So what does it take to be a great entrepreneur? Amolo Ng’weno says it is simply taking advantage of an opportunity when it presents itself and surviving disasters, so you are still there to fight another day.
In a patriarchal society like Africa, where men dominate business and leadership, success stories like Ng’weno’s are rare. You may wonder if being a woman has worked against her in business.
“People usually think it would be a disadvantage. But I’d say I was raised to see the potential in each individual, regardless of their sex or social background. And I think that’s what I’ve also found in my dealings with others.”

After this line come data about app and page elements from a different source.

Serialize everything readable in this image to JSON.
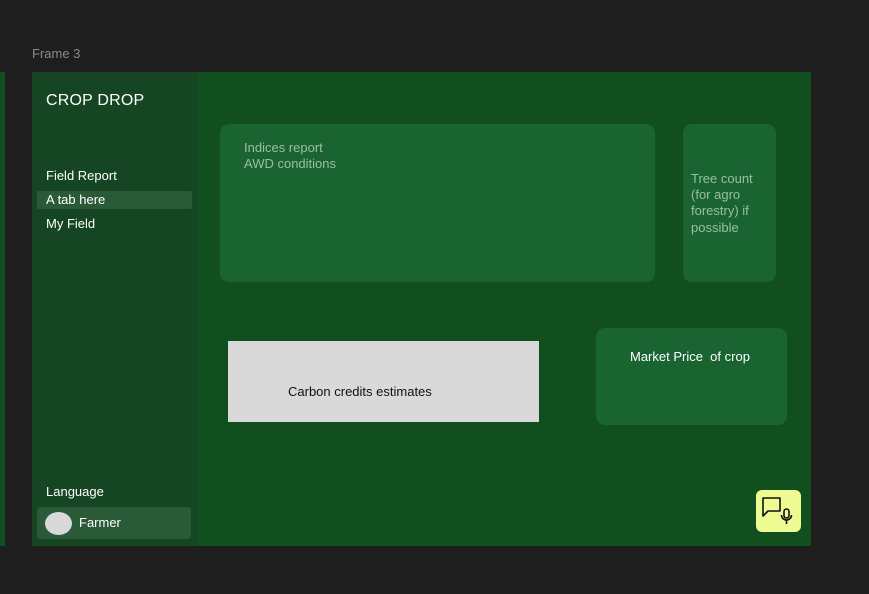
{
  "canvas": {
    "frame_label": "Frame 3"
  },
  "sidebar": {
    "brand": "CROP DROP",
    "items": [
      {
        "label": "Field Report"
      },
      {
        "label": "A tab here"
      },
      {
        "label": "My Field"
      }
    ],
    "language_label": "Language",
    "profile_name": "Farmer"
  },
  "cards": {
    "indices": {
      "line1": "Indices report",
      "line2": "AWD conditions"
    },
    "tree": {
      "text": "Tree count (for agro forestry) if possible"
    },
    "carbon": {
      "text": "Carbon credits estimates"
    },
    "market": {
      "text": "Market Price  of crop"
    }
  },
  "icons": {
    "chat": "chat-mic-icon"
  },
  "colors": {
    "frame_bg": "#114f1f",
    "sidebar_bg": "#154522",
    "card_bg": "#1a6431",
    "active_tab_bg": "#2a5a38",
    "chat_button_bg": "#eefb92",
    "carbon_box_bg": "#d9d9d9"
  }
}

Tall and endowed with an African female figure, Ng’weno does not cut the image of a tech nerd. She’s easy in her attire and conservative in her use of jargon. Unlike the noisy tech types Ng’weno, who loves horses, talks as if it is not her job to be audible, yours to listen carefully.
On a warm Wednesday in Nairobi, she paces in her hi-tech office to oversee the Kenya National Library Services e-books project is completed on time. She is undeterred by road construction noises outside, which includes a huge trench outside her office building. It means she has to park her car 300 meters away and walk through the mess of rubble, earth, man and machine.
“Right now I’m too busy for hobbies,” she says when asked if she finds time for leisure. “Given the Nairobi traffic situation, maybe I will say, sitting in traffic listening to radio while doing email on my laptop computer. Our car was imported from Japan and can only get two stations so I listen to Ghetto Radio (a Nairobi radio station that broadcasts in local slang known as sheng) a lot.”
To succeed in business, she has learnt to turn what is perceived as her weaknesses on their heads. It all depends on how you look at strengths and weaknesses, she says.
“I am frequently told I’m impatient but I regard this more of a strength than a weakness. Similarly I can be detail-oriented and meticulous, which my staff complain about, but I think I’ve found a line of work in which that is, again, a strength rather than a weakness. Overall, I think most attributes can be strengths in some circumstances and weaknesses in others and the trick is to find the right combination.”
With a meticulous eye for detail backed with zeal for results, it is surprising that a team with Ng’weno on its side could go wrong. Yet, while running Africa Online, she realized that even IT wizards can make terrible miscalculations.
“We had acquired a company in Zimbabwe but we failed to take into account that our corporate cultures were very different,” she recalls. “Their IT people could not get on with our customer service people. Within a month most of their staff had resigned, taking with them most of their customers.”
Africa Online ended up paying money in Zimbabwe but getting next to nothing in return. “This,” Ng’weno says with a shy smile, “was a big lesson in thinking about corporate culture issues.”
Many more big lessons surely await the comeback kid in Kenya’s tough and competitive digital world.